PROBLEM REQUIREMENTS -
Gather every line in the records below that contains the word "only".

Interface dataset entries:
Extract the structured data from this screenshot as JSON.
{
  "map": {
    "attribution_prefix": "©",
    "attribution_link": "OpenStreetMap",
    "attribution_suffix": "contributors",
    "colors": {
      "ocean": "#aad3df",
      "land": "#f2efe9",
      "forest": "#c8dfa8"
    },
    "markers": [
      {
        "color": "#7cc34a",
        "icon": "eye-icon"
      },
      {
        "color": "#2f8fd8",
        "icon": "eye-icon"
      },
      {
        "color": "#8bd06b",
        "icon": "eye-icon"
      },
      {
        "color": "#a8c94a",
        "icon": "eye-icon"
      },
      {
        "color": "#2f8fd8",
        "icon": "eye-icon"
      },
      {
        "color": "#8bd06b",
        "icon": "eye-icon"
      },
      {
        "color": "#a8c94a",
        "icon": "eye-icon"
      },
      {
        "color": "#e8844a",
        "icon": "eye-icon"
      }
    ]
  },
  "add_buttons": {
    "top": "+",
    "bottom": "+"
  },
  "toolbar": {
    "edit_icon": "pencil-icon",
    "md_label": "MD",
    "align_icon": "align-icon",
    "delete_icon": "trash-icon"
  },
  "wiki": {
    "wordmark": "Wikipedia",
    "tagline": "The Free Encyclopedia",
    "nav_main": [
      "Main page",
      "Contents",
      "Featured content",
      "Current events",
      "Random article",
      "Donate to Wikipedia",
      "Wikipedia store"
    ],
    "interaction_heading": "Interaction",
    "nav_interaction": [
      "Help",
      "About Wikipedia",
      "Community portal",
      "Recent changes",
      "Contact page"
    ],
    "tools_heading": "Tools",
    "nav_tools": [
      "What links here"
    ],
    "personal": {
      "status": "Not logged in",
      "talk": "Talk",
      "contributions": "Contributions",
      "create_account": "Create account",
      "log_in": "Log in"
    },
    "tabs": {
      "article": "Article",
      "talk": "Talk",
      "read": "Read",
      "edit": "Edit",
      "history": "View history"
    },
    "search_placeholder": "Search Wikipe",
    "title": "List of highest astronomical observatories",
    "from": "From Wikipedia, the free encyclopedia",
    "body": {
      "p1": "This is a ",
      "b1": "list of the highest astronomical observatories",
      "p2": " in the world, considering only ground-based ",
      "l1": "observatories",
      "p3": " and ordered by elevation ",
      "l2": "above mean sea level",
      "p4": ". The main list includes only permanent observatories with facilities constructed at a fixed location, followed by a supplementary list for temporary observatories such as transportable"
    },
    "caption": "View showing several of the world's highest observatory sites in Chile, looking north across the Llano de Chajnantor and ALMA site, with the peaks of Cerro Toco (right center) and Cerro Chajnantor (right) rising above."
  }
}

TASK ANSWER -
      "p2": " in the world, considering only ground-based ",
      "p4": ". The main list includes only permanent observatories with facilities constructed at a fixed location, followed by a supplementary list for temporary observatories such as transportable"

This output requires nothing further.